=== Action item ===
The line containing "Output a JSON" opens the span to copy, and the last line of the records below closes it. Write out that span exactly.

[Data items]
====

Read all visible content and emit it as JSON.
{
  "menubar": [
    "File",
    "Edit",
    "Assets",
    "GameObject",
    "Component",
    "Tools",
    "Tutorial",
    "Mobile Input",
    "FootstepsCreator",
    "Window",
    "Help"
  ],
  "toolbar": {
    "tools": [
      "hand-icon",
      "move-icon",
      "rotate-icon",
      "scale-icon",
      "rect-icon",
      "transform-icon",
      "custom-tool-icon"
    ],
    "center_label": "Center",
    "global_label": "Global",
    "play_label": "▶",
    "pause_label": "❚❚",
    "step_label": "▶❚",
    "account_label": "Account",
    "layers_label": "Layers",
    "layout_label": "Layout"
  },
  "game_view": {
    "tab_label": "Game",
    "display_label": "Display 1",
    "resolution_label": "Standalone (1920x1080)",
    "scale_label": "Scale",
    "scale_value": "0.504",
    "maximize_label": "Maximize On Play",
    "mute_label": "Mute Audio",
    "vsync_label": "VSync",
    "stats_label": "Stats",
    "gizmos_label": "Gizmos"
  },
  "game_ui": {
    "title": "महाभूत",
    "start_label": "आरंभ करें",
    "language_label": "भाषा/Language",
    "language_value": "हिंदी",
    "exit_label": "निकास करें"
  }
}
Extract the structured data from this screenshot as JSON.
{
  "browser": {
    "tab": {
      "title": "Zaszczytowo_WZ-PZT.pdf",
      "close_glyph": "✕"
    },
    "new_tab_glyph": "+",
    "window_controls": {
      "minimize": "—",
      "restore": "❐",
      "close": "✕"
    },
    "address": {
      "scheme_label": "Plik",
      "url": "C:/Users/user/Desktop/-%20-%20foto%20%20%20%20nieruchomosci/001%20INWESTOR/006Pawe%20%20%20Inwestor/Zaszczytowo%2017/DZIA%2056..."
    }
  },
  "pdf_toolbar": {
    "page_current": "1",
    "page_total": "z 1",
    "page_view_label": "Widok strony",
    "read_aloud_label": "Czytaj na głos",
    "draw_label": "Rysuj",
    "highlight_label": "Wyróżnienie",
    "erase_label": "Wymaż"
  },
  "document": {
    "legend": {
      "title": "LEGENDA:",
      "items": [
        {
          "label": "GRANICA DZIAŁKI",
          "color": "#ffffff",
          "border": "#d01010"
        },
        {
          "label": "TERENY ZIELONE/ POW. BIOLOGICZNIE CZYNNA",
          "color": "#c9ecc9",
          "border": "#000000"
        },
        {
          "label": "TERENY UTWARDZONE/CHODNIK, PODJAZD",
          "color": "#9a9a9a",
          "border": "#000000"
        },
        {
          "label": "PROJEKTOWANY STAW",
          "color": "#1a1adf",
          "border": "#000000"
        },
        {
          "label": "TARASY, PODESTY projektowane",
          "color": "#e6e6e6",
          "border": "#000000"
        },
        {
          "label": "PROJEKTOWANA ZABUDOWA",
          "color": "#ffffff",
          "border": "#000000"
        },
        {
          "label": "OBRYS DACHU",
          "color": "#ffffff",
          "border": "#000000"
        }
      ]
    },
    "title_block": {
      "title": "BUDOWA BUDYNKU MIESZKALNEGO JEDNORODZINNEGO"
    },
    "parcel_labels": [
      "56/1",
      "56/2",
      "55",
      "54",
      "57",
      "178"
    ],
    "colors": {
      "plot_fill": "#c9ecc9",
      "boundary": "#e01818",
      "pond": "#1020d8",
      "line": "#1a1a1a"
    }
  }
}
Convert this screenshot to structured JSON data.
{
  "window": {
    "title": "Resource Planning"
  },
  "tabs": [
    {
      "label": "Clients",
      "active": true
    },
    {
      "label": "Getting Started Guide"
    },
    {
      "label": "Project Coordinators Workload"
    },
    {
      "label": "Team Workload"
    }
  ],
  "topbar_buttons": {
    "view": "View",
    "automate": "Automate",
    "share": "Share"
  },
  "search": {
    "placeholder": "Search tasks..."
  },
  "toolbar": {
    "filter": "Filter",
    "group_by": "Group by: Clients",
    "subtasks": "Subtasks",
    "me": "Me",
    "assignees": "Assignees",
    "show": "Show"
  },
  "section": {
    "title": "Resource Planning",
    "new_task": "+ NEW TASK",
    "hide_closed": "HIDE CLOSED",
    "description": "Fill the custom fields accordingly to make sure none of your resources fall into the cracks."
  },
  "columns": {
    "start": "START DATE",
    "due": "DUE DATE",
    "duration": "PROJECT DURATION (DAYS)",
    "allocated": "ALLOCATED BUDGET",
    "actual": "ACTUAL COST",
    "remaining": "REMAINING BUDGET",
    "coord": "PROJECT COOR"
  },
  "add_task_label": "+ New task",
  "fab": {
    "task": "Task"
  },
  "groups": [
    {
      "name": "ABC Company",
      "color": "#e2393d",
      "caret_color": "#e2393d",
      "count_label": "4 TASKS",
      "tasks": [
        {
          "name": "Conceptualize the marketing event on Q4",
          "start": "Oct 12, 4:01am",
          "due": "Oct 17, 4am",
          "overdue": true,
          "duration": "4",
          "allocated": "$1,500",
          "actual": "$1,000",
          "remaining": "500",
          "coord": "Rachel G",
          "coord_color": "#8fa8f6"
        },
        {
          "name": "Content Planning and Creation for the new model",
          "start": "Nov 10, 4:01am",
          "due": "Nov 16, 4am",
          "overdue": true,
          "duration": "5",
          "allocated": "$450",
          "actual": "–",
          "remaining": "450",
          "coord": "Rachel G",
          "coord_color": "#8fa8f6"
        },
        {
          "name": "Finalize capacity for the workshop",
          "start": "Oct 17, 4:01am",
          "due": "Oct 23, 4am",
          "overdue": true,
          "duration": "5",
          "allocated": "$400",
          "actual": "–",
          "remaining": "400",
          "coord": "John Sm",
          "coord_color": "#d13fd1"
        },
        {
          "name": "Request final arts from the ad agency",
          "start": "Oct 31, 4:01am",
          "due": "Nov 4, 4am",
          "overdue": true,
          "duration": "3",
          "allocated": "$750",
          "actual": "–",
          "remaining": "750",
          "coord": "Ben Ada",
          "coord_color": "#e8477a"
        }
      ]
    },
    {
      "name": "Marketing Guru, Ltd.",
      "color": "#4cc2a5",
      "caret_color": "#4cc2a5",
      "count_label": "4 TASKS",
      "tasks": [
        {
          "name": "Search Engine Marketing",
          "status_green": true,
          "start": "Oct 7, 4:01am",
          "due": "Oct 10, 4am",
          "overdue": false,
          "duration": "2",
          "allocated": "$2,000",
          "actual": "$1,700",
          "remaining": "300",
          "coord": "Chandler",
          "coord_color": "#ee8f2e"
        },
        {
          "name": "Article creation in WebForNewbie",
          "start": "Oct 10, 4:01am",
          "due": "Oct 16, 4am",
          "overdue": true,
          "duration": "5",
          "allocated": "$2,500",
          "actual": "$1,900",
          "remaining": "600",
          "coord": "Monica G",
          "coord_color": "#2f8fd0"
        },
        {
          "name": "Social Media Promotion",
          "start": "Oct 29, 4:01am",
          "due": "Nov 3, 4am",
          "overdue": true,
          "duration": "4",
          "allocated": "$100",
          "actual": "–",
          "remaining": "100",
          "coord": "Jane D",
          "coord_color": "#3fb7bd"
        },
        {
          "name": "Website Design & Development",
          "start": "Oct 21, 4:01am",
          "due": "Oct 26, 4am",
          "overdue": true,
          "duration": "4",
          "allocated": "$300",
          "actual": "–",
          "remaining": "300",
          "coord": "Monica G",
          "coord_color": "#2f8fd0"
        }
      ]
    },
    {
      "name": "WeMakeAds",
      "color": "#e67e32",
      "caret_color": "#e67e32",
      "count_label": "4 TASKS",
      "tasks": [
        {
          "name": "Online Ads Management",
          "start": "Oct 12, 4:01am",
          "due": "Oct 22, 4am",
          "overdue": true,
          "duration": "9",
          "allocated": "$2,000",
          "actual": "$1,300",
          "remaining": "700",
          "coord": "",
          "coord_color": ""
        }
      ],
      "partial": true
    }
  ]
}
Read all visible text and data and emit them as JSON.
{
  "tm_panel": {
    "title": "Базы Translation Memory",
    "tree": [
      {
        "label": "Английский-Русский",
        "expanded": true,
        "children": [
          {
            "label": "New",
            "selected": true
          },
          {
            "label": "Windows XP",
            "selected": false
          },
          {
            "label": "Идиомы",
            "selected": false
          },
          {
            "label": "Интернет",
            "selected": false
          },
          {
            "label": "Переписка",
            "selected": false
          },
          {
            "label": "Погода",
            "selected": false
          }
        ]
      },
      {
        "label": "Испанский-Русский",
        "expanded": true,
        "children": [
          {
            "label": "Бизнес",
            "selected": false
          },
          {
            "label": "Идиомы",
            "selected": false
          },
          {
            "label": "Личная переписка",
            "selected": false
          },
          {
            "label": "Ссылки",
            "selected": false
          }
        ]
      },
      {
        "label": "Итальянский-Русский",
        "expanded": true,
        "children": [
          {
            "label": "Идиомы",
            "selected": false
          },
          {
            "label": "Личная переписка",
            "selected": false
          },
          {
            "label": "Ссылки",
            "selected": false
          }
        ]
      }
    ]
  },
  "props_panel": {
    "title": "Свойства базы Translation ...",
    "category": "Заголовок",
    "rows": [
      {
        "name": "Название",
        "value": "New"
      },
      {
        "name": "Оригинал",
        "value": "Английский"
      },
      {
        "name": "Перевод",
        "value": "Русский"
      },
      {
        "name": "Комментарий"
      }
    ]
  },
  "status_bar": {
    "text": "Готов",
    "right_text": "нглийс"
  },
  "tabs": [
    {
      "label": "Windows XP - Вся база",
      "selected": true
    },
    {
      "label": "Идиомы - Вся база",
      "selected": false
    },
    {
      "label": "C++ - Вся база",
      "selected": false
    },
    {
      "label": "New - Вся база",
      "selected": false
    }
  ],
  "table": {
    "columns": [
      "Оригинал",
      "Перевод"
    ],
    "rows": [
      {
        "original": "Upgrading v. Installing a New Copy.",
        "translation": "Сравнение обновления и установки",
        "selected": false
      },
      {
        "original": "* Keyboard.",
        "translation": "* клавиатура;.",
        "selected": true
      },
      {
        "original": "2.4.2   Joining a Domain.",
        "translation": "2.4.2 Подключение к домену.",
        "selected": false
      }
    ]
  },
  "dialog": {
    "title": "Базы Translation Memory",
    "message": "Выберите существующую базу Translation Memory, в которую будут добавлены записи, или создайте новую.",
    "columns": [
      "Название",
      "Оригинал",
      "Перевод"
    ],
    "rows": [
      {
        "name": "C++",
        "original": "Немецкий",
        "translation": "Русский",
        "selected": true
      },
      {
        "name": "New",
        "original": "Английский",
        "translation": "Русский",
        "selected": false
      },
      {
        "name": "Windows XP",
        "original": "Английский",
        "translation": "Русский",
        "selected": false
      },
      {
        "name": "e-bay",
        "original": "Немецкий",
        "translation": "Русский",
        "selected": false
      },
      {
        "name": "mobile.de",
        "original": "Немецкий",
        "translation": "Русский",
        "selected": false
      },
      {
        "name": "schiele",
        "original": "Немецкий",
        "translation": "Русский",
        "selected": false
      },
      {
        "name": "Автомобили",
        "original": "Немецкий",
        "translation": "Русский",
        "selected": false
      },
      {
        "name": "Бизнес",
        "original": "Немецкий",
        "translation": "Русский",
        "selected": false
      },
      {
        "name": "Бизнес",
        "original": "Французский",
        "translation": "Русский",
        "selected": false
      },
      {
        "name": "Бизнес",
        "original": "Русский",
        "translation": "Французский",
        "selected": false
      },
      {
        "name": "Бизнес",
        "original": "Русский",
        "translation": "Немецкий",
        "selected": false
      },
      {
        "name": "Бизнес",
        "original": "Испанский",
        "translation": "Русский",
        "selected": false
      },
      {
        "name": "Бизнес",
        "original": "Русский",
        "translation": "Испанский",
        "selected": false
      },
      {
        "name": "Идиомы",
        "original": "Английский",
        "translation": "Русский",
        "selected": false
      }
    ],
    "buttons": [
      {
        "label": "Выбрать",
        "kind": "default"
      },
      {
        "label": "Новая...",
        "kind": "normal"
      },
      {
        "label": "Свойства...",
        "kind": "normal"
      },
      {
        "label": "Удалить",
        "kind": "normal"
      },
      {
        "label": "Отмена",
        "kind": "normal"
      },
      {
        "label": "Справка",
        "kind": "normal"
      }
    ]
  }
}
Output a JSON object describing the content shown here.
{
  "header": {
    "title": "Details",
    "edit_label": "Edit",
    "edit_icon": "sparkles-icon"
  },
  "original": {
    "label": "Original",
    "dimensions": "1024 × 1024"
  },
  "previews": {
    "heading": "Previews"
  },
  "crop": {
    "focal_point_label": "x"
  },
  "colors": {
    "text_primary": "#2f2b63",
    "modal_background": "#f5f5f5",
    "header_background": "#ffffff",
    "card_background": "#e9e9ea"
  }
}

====

=== The completed task ===
Output a JSON object describing the content shown here.
{
  "header": {
    "title": "Details",
    "edit_label": "Edit",
    "edit_icon": "sparkles-icon"
  },
  "original": {
    "label": "Original",
    "dimensions": "1024 × 1024"
  },
  "previews": {
    "heading": "Previews"
  },
  "crop": {
    "focal_point_label": "x"
  },
  "colors": {
    "text_primary": "#2f2b63",
    "modal_background": "#f5f5f5",
    "header_background": "#ffffff",
    "card_background": "#e9e9ea"
  }
}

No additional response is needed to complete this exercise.